8. Warm the leek and carrots in the sauce. Add mushrooms.
9. Warm the cooked new potatoes, then add a little knob of butter and lightly crush them with a fork.
10. On a warm plate place a spoon of potato. Then place the salmon on top before gently spooning a little of the sauce and vegetables over the top. Serve immediately
Source: Cook School by Martin Wishart
THREEPIPE COOKS UP AN EASTERN FEAST
Course: The Cookery School
Cost: £135 per person
Number of participants: 10
WHAT THEY COOKED
Starter: Mixed Middle-Eastern mezze with homemade pitta
Main: Chicken breast chermoula with herbed couscous
Dessert: Rosewater and cardamom ice cream; coffee with homemade baklava
The inspiration to sign up to a cookery course came from founder of Threepipe Jim Hawker. 'Cooking provides a complete level playing field,' he says. 'We weren't asking people to build rafts or scale walls - it was something the agency could do together without feeling intimidated.
'Most of us genuinely couldn't cook, so everyone was enthusiastic to get involved and learn something new. It also allows for natural breaks, so you can have nice chats with everyone.'
Office manager Sarah Kaye, who organised the event, says Threepipe is a young office and most employees don't spend a lot of time in the kitchen, 'so this was really helpful personally as well as professionally as a team-building exercise'.
The PROs turned up at 3pm for a four-hour session and, on arrival, were greeted with a glass of Cava. 'This timing appealed to me because it's an activity that fits very easily into the day, especially as The Cookery School is around the corner from us. Other team-building activities often require a full day out of the office,' says Kaye.
The tutor split the agency members into groups to make a starter, main course and dessert before demonstrating how each was made. PROs were able to ask questions and take time out while cooking. Once they had made the three-course dinner, the room was transformed and a long dining table - laid with tea lights, wine and nibbles - took centre stage as the enthusiastic cooks took their seats to enjoy the fruits of their labour.
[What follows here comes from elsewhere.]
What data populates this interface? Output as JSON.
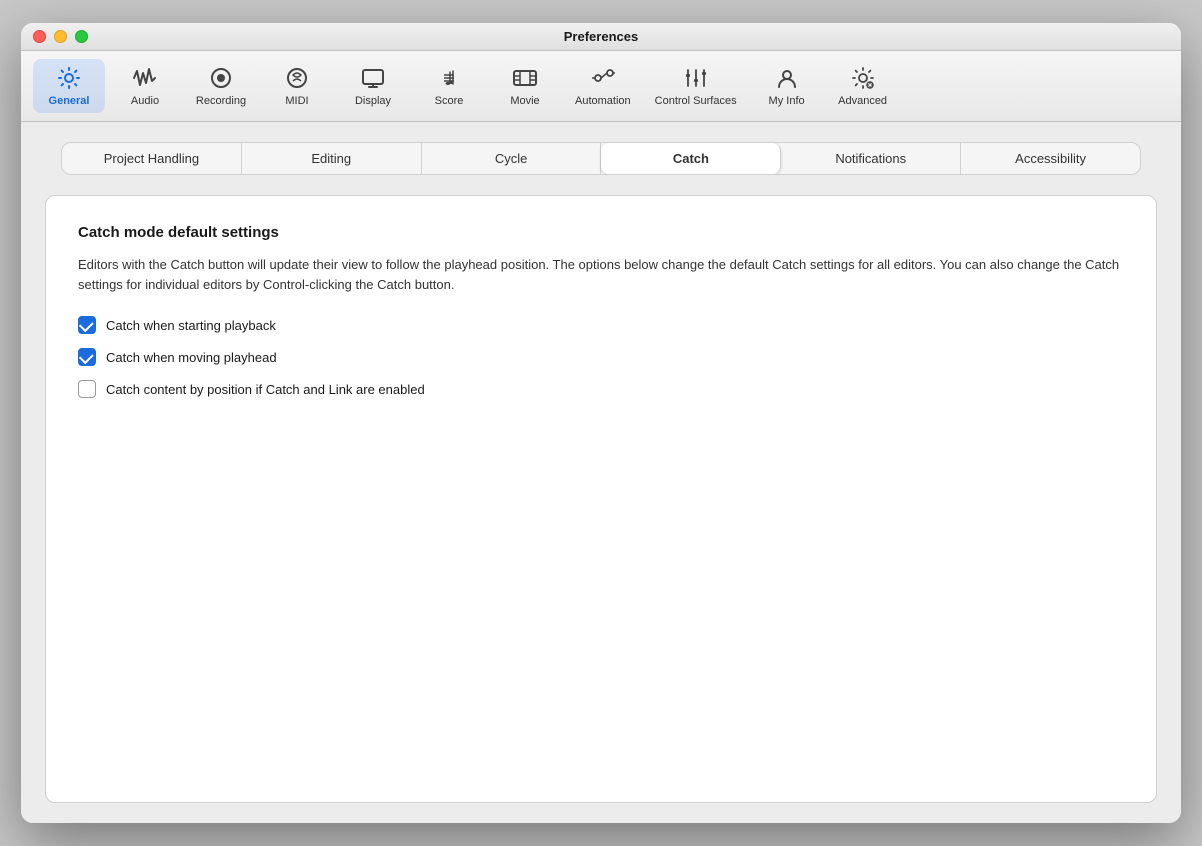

'Account executive Katie McDermott says: 'It was probably one of the most successful team-building activities we've done, and the best bit was that there wasn't actually any (office) work involved. We were all working together in the kitchen to achieve the same goal, but it was really chilled out and relaxed.'
SOME COOKING SCHOOLS
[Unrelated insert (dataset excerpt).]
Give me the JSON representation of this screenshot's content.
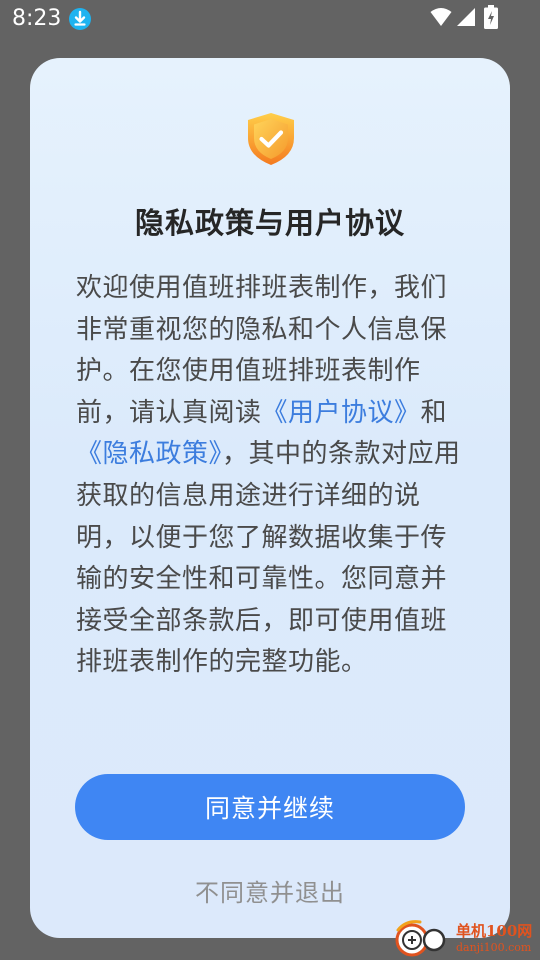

- Brook Hall Cookery School
Address: 9 Sheep St, Winslow, Buckinghamshire, MK18 3HL
Telephone: 01296 712111
Brief overview: Opened last year by Stephen Bulmer, who previously ran the Raymond Blanc Cookery School. It offers more than 20 one-day cookery courses, priced from £175 per person. It has a practical kitchen for 10 and a demonstration kitchen for 20.
- The Cookery School
Address: 15b Little Portland St, London, W1W 8BW
Telephone: 020 7631 4590
Brief overview: Two kitchens that can cater for up to 50 people at once. Two types of corporate courses: team-building and troubleshooting classes with psychologists, where a particular issue is tackled through a cookery exercise. Fee per person for team-building is £135. Website: www.corporatecookery.co.uk
- Cook School by Martin Wishart
Address: 14 Bonnington Rd, Leith, Edinburgh, EH6 9JD
Telephone: 0131 555 6655
Brief overview: Team-building days for groups of eight to 12 people. The group has to produce a restaurant-standard meal to be served to invited guests in the dining room. Cost is £165 per person, which includes coffee, pastries, light lunch, wine and chef's whites and hat. Website: www.cookschool.co.uk
- Hazlewood Castle
Address: Paradise Lane, Hazlewood, York, North Yorkshire, LS24 9NJ
Telephone: 01937 535353
Brief overview: The 4AA-star rated castle offers cookery masterclasses to corporate parties. The £99 per person package includes a three-course lunch, a demonstration of dishes and a tutorial from 12pm to 5pm. Includes tour around the grounds and champagne reception. Website www.hazlewood-castle.co.uk
- Venturi's Table
Address: 6 Morie St, London, SW18 1SL
Telephone: 020 8875 7488
Brief overview: Two state-of-the-art kitchens, for up to 30 people each. Run by mother and daughter Anna Venturi and Letizia Tufari. Tailored menu and course for minimum of 12. Cost is £120 per person plus VAT (prices under review).